Grace to you!
Today's reflection focuses on one of the most misunderstood interactions of the Lord Jesus. It is the story of the woman whom the Gospel of Mark, written for a Greek audience, called the Syrophoenician woman (Mk 7:24-30). The Gospel of Matthew, targeted for the Jewish audience, calls the woman "the Canaanite Woman" (Mt 15:21-28).
The woman's daughter was sick and dying. She pleads with the Lord Jesus to heal her daughter. First, Jesus seems to ignore her. The disciples of Jesus don't want anything to do with her, either. Worse, it seems, Jesus used an idiom that appears to compare her with dogs. Read the full story in Mark 7:24-30 or Matthew 15:21-28.
The woman calls Jesus "Son of David," acknowledging him as the Messiah. This was a rare profession of faith from a so-called gentile.
The English translation of the Lord's response is shocking at face value. "It is not fair to take the children's bread and throw it to dogs." The woman's reply ignores the seemingly shocking statement. It's a hint that the Lord's the statement may not read as it reads in English: "Lord, even the dogs under the table eat the children's scraps" (Mt15:26-27).
Many criticize the Lord's response. Some accuse him of being a bigot, a misogynist, or a hater. Anyone who has read the life of Christ would agree these labels aren’t complete opposite of his character.

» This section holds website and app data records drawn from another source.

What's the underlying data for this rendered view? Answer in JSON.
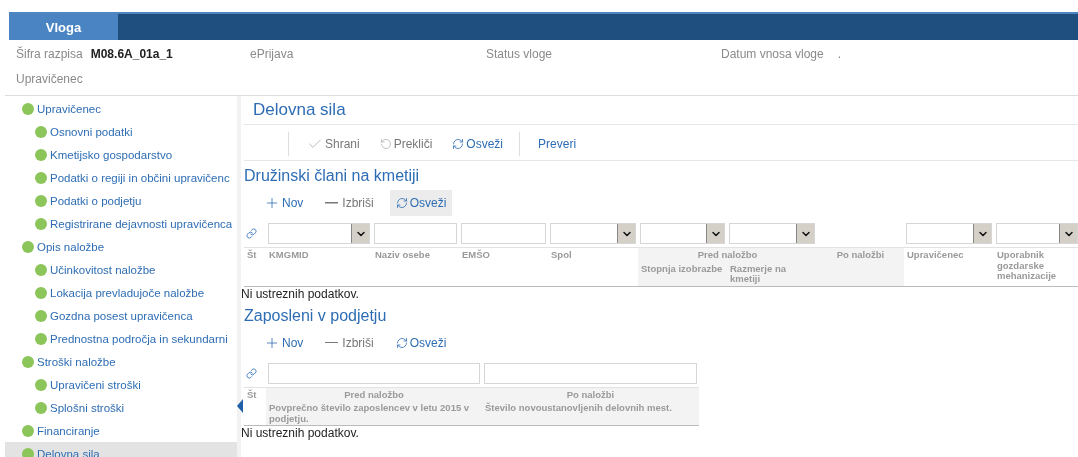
{
  "tabs": [
    {
      "label": "Vloga",
      "selected": true
    }
  ],
  "info": [
    {
      "label": "Šifra razpisa",
      "value": "M08.6A_01a_1"
    },
    {
      "label": "ePrijava"
    },
    {
      "label": "Status vloge"
    },
    {
      "label": "Datum vnosa vloge",
      "value": "."
    }
  ],
  "info_label_2": "Upravičenec",
  "sidebar": {
    "items": [
      {
        "label": "Upravičenec",
        "selected": false,
        "children": [
          {
            "label": "Osnovni podatki",
            "selected": false
          },
          {
            "label": "Kmetijsko gospodarstvo",
            "selected": false
          },
          {
            "label": "Podatki o regiji in občini upravičenc",
            "selected": false
          },
          {
            "label": "Podatki o podjetju",
            "selected": false
          },
          {
            "label": "Registrirane dejavnosti upravičenca",
            "selected": false
          }
        ]
      },
      {
        "label": "Opis naložbe",
        "selected": false,
        "children": [
          {
            "label": "Učinkovitost naložbe",
            "selected": false
          },
          {
            "label": "Lokacija prevladujoče naložbe",
            "selected": false
          },
          {
            "label": "Gozdna posest upravičenca",
            "selected": false
          },
          {
            "label": "Prednostna področja in sekundarni",
            "selected": false
          }
        ]
      },
      {
        "label": "Stroški naložbe",
        "selected": false,
        "children": [
          {
            "label": "Upravičeni stroški",
            "selected": false
          },
          {
            "label": "Splošni stroški",
            "selected": false
          }
        ]
      },
      {
        "label": "Financiranje",
        "selected": false
      },
      {
        "label": "Delovna sila",
        "selected": true
      }
    ]
  },
  "main": {
    "title": "Delovna sila",
    "toolbar": [
      {
        "label": "Shrani",
        "kind": "save",
        "disabled": true
      },
      {
        "label": "Prekliči",
        "kind": "cancel",
        "disabled": true
      },
      {
        "label": "Osveži",
        "kind": "refresh",
        "disabled": false
      },
      {
        "label": "Preveri",
        "kind": "check",
        "disabled": false
      }
    ],
    "sections": [
      {
        "title": "Družinski člani na kmetiji",
        "buttons": [
          {
            "label": "Nov",
            "kind": "add",
            "hovered": false
          },
          {
            "label": "Izbriši",
            "kind": "delete",
            "hovered": false
          },
          {
            "label": "Osveži",
            "kind": "refresh",
            "hovered": true
          }
        ],
        "row_number_header": "Št",
        "columns": [
          {
            "label": "KMGMID",
            "filter": {
              "kind": "select"
            }
          },
          {
            "label": "Naziv osebe",
            "filter": {
              "kind": "input"
            }
          },
          {
            "label": "EMŠO",
            "filter": {
              "kind": "input"
            }
          },
          {
            "label": "Spol",
            "filter": {
              "kind": "select"
            }
          },
          {
            "group": "Pred naložbo",
            "columns": [
              {
                "label": "Stopnja izobrazbe",
                "filter": {
                  "kind": "select"
                }
              },
              {
                "label": "Razmerje na kmetiji",
                "filter": {
                  "kind": "select"
                }
              }
            ]
          },
          {
            "group": "Po naložbi",
            "columns": [
              {}
            ]
          },
          {
            "label": "Upravičenec",
            "filter": {
              "kind": "select"
            }
          },
          {
            "label": "Uporabnik gozdarske mehanizacije",
            "filter": {
              "kind": "select"
            }
          }
        ],
        "empty_message": "Ni ustreznih podatkov."
      },
      {
        "title": "Zaposleni v podjetju",
        "buttons": [
          {
            "label": "Nov",
            "kind": "add",
            "hovered": false
          },
          {
            "label": "Izbriši",
            "kind": "delete",
            "hovered": false
          },
          {
            "label": "Osveži",
            "kind": "refresh",
            "hovered": false
          }
        ],
        "row_number_header": "Št",
        "columns": [
          {
            "group": "Pred naložbo",
            "columns": [
              {
                "label": "Povprečno število zaposlencev v letu 2015 v podjetju.",
                "filter": {
                  "kind": "input"
                }
              }
            ]
          },
          {
            "group": "Po naložbi",
            "columns": [
              {
                "label": "Število novoustanovljenih delovnih mest.",
                "filter": {
                  "kind": "input"
                }
              }
            ]
          }
        ],
        "empty_message": "Ni ustreznih podatkov."
      }
    ]
  }
}
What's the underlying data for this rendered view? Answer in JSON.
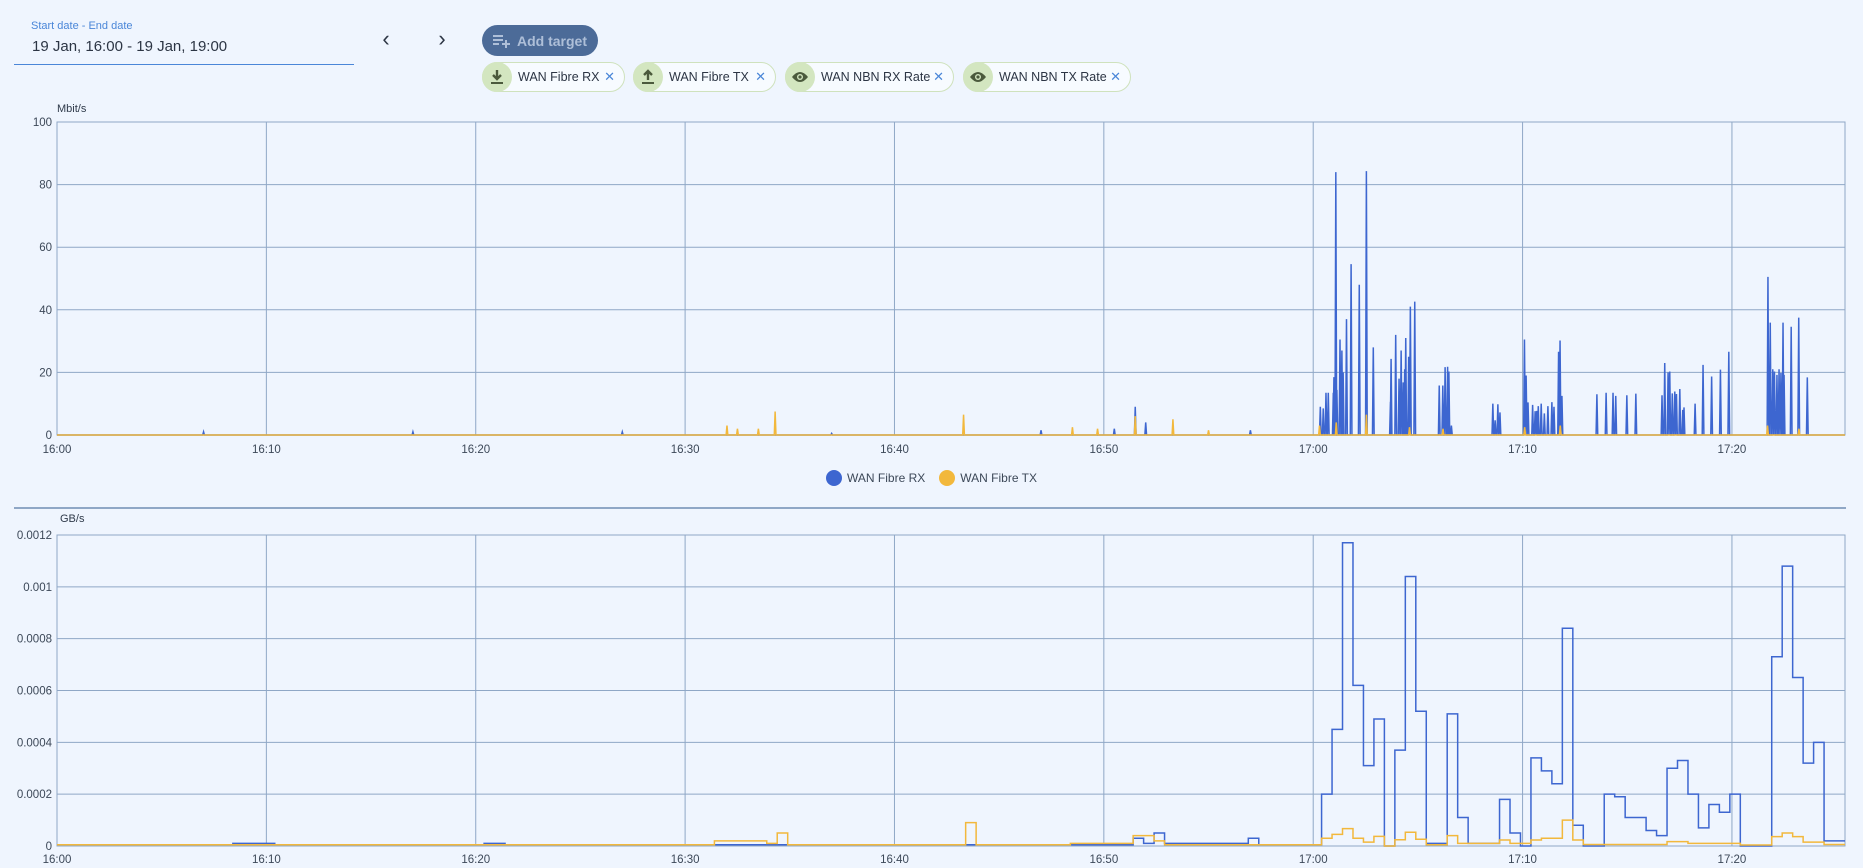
{
  "date_range": {
    "label": "Start date - End date",
    "value": "19 Jan, 16:00 - 19 Jan, 19:00"
  },
  "nav": {
    "prev": "‹",
    "next": "›"
  },
  "add_target": {
    "label": "Add target",
    "icon": "playlist-add-icon"
  },
  "chips": [
    {
      "label": "WAN Fibre RX",
      "icon": "download-icon"
    },
    {
      "label": "WAN Fibre TX",
      "icon": "upload-icon"
    },
    {
      "label": "WAN NBN RX Rate",
      "icon": "eye-icon"
    },
    {
      "label": "WAN NBN TX Rate",
      "icon": "eye-icon"
    }
  ],
  "chip_close": "✕",
  "colors": {
    "rx": "#3d66d0",
    "tx": "#f2b83c",
    "grid": "#8fa7c6"
  },
  "legend": [
    {
      "label": "WAN Fibre RX"
    },
    {
      "label": "WAN Fibre TX"
    }
  ],
  "chart_data": [
    {
      "type": "line",
      "ylabel": "Mbit/s",
      "ylim": [
        0,
        100
      ],
      "yticks": [
        "0",
        "20",
        "40",
        "60",
        "80",
        "100"
      ],
      "xlim_minutes_since_1600": [
        0,
        85.4
      ],
      "xticks": [
        "16:00",
        "16:10",
        "16:20",
        "16:30",
        "16:40",
        "16:50",
        "17:00",
        "17:10",
        "17:20"
      ],
      "grid": true,
      "legend_position": "bottom",
      "series": [
        {
          "name": "WAN Fibre RX",
          "spikes": [
            [
              7,
              1
            ],
            [
              17,
              1
            ],
            [
              27,
              1
            ],
            [
              37,
              0.5
            ],
            [
              47,
              1.5
            ],
            [
              50.5,
              2
            ],
            [
              51.5,
              9
            ],
            [
              52,
              4
            ],
            [
              57,
              1.5
            ],
            [
              60.34,
              9
            ],
            [
              60.48,
              8.5
            ],
            [
              60.61,
              13.5
            ],
            [
              60.72,
              13.5
            ],
            [
              60.96,
              13.5
            ],
            [
              60.99,
              18.5
            ],
            [
              61.08,
              84
            ],
            [
              61.13,
              14.4
            ],
            [
              61.28,
              30.5
            ],
            [
              61.37,
              27
            ],
            [
              61.43,
              20
            ],
            [
              61.59,
              37
            ],
            [
              61.81,
              54.6
            ],
            [
              62.2,
              48
            ],
            [
              62.54,
              84.3
            ],
            [
              62.87,
              28
            ],
            [
              63.69,
              10.6
            ],
            [
              63.72,
              24.3
            ],
            [
              63.94,
              32
            ],
            [
              64.1,
              18
            ],
            [
              64.2,
              27
            ],
            [
              64.3,
              16.8
            ],
            [
              64.37,
              21
            ],
            [
              64.42,
              31
            ],
            [
              64.56,
              25
            ],
            [
              64.64,
              41
            ],
            [
              64.85,
              42.6
            ],
            [
              66.02,
              15.8
            ],
            [
              66.19,
              15.8
            ],
            [
              66.3,
              21.7
            ],
            [
              66.42,
              21.8
            ],
            [
              66.48,
              20.3
            ],
            [
              66.6,
              3
            ],
            [
              68.58,
              10
            ],
            [
              68.69,
              4.7
            ],
            [
              68.82,
              9.8
            ],
            [
              68.92,
              7.2
            ],
            [
              70.09,
              30.5
            ],
            [
              70.17,
              19
            ],
            [
              70.26,
              10.4
            ],
            [
              70.48,
              9.6
            ],
            [
              70.6,
              7.6
            ],
            [
              70.68,
              7.7
            ],
            [
              70.75,
              9.2
            ],
            [
              70.89,
              10
            ],
            [
              71.04,
              6.9
            ],
            [
              71.21,
              9.2
            ],
            [
              71.4,
              10.5
            ],
            [
              71.5,
              9
            ],
            [
              71.72,
              26.6
            ],
            [
              71.79,
              30.2
            ],
            [
              71.88,
              12.5
            ],
            [
              73.55,
              13
            ],
            [
              73.99,
              13.5
            ],
            [
              74.32,
              13.5
            ],
            [
              74.45,
              12.5
            ],
            [
              74.98,
              12.7
            ],
            [
              75.41,
              13.2
            ],
            [
              76.66,
              12.7
            ],
            [
              76.79,
              23
            ],
            [
              76.95,
              20
            ],
            [
              77.03,
              20.3
            ],
            [
              77.15,
              13.3
            ],
            [
              77.27,
              13.9
            ],
            [
              77.35,
              13.1
            ],
            [
              77.51,
              14.7
            ],
            [
              77.65,
              8
            ],
            [
              77.71,
              8.8
            ],
            [
              78.24,
              10
            ],
            [
              78.62,
              22.4
            ],
            [
              79.03,
              18.7
            ],
            [
              79.45,
              20.9
            ],
            [
              79.85,
              26.6
            ],
            [
              81.72,
              50.5
            ],
            [
              81.83,
              35.9
            ],
            [
              81.95,
              21
            ],
            [
              82.03,
              20.3
            ],
            [
              82.15,
              19.2
            ],
            [
              82.25,
              21
            ],
            [
              82.34,
              19.8
            ],
            [
              82.44,
              35.9
            ],
            [
              82.49,
              19.2
            ],
            [
              82.83,
              34.6
            ],
            [
              83.19,
              37.5
            ],
            [
              83.6,
              18.4
            ]
          ]
        },
        {
          "name": "WAN Fibre TX",
          "spikes": [
            [
              32,
              3
            ],
            [
              32.5,
              2
            ],
            [
              33.5,
              2
            ],
            [
              34.3,
              7.5
            ],
            [
              43.3,
              6.5
            ],
            [
              48.5,
              2.5
            ],
            [
              49.7,
              2
            ],
            [
              51.5,
              6
            ],
            [
              53.3,
              5
            ],
            [
              55,
              1.5
            ],
            [
              60.3,
              3
            ],
            [
              61.1,
              4
            ],
            [
              62.54,
              6.5
            ],
            [
              64.6,
              2.5
            ],
            [
              66.2,
              2
            ],
            [
              70.1,
              2.5
            ],
            [
              71.8,
              3
            ],
            [
              81.7,
              3
            ],
            [
              83.2,
              2
            ]
          ]
        }
      ]
    },
    {
      "type": "line",
      "ylabel": "GB/s",
      "ylim": [
        0,
        0.0012
      ],
      "yticks": [
        "0",
        "0.0002",
        "0.0004",
        "0.0006",
        "0.0008",
        "0.001",
        "0.0012"
      ],
      "xlim_minutes_since_1600": [
        0,
        85.4
      ],
      "xticks": [
        "16:00",
        "16:10",
        "16:20",
        "16:30",
        "16:40",
        "16:50",
        "17:00",
        "17:10",
        "17:20"
      ],
      "grid": true,
      "step": "after",
      "bin_start_minutes": 60.4,
      "bin_width_minutes": 0.5,
      "series": [
        {
          "name": "WAN Fibre RX",
          "early_steps": [
            [
              0,
              5e-06
            ],
            [
              8.4,
              1e-05
            ],
            [
              10.4,
              5e-06
            ],
            [
              20.4,
              1e-05
            ],
            [
              21.4,
              5e-06
            ],
            [
              51.4,
              3e-05
            ],
            [
              51.9,
              1e-05
            ],
            [
              52.4,
              5e-05
            ],
            [
              52.9,
              1e-05
            ],
            [
              56.9,
              3e-05
            ],
            [
              57.4,
              5e-06
            ]
          ],
          "values": [
            0.0002,
            0.00045,
            0.00117,
            0.00062,
            0.00031,
            0.00049,
            0,
            0.00037,
            0.00104,
            0.00052,
            1e-05,
            1e-05,
            0.00051,
            0.00011,
            1e-05,
            1e-05,
            1e-05,
            0.00018,
            5e-05,
            0,
            0.00034,
            0.00029,
            0.00024,
            0.00084,
            8e-05,
            0,
            0,
            0.0002,
            0.00019,
            0.00011,
            0.00011,
            6e-05,
            4e-05,
            0.0003,
            0.00033,
            0.0002,
            7e-05,
            0.00016,
            0.00013,
            0.0002,
            0,
            0,
            0,
            0.00073,
            0.00108,
            0.00065,
            0.00032,
            0.0004,
            2e-05,
            2e-05
          ]
        },
        {
          "name": "WAN Fibre TX",
          "early_steps": [
            [
              0,
              5e-06
            ],
            [
              31.4,
              2e-05
            ],
            [
              33.9,
              1e-05
            ],
            [
              34.4,
              5e-05
            ],
            [
              34.9,
              5e-06
            ],
            [
              43.4,
              9e-05
            ],
            [
              43.9,
              5e-06
            ],
            [
              48.4,
              1e-05
            ],
            [
              49.9,
              1e-05
            ],
            [
              51.4,
              4e-05
            ],
            [
              52.4,
              2e-05
            ],
            [
              52.9,
              5e-06
            ]
          ],
          "values": [
            3e-05,
            4.5e-05,
            6.7e-05,
            3e-05,
            1.5e-05,
            3.7e-05,
            0,
            2.4e-05,
            5.3e-05,
            2.6e-05,
            5e-06,
            5e-06,
            4e-05,
            1e-05,
            1e-05,
            1e-05,
            1e-05,
            2.3e-05,
            1e-05,
            1e-05,
            2.3e-05,
            3e-05,
            3e-05,
            0.0001,
            2.3e-05,
            6e-06,
            6e-06,
            6e-06,
            6e-06,
            6e-06,
            6e-06,
            6e-06,
            6e-06,
            1.7e-05,
            1.7e-05,
            1e-05,
            1e-05,
            1e-05,
            1e-05,
            1e-05,
            4e-06,
            4e-06,
            4e-06,
            3.6e-05,
            5e-05,
            3.6e-05,
            1.5e-05,
            1.5e-05,
            6e-06,
            6e-06
          ]
        }
      ]
    }
  ]
}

For me, they miss the point. Not only are such reactions rash and misleading, but they also miss the whole point of the use of idioms and metaphors in language. Over simplistic and literal interpretation of words is a recipe for confusion. It does much harm to healthy dialogue.
Checking some Greek Biblical lexicons, I observed that the word used by Jesus was a common noun for little dogs or pets—κυνάρια (kunaria). It is distinguished from κύνες (Kunes) as usually used for dogs or street dogs.
Similarly, it was an idiomatic expression. The Lord did not use it in a derogatory way. The woman, coming from a similar cultural milieu, understood the meaning; and hence, responded in kind. Biblical language should be understood and interpreted in its own right and context.
Nevertheless, of more interest to me here is the persistence, humility, and perseverance of this woman. More importantly, it is her unmatched faith. As the Gospel of Matthew noted that the Lord attested to this when he said of the woman's faith: "not even in Israel could it be found." Indeed, many believers today do not have the level of faith of the Syrophoenician woman.
For those who have it and want it, faith matures. Hers matured in perseverance. Faith thrives when we know God's "inside scoop" story—the story of Revelation. It grows when we pay attention to God's signals whispered to us as in forms of idioms, parables, metaphors, and unfamiliar events. Those familiar with God's ways and inside scoop language, understand.
Observe the Church's liturgy, for instance. You see how the mysteries of faith unveil before your very eyes. Powerful. Gripping. It is an excellent example of the inside scoop of heavenly language, nurturing the faith that isn't common.
The Syrophoenician woman is, for us, a true heroine of resolute faith. It wouldn't be a bad idea to pray for such faith. It is the kind that connects with God's logic. It's the faith that knows the story behind the story. It's the faith that moves mountains.
I pray our faith matures like that. Amen.
God love you. God bless you.
Fr. Maurice Emelu
[Thursday Week 5 B: 1 Kgs 11:4-13; Mk 7:24-30]
Photo source: Cathopic.com
Author and Goal
Father Maurice Emelu PhD., provides a daily blog of reflections based on the Scriptural readings of the day from the Catholic liturgical calendar. The goal is to teach, inspire, encourage, and foster healing through the grace of God's word. They are written in a language that is appropriate for a general audience. You will find these reflections helpful for your spiritual growth, inspiration, and developing your thoughts. They may also be useful for ministers in preparing their sermons for liturgical celebrations.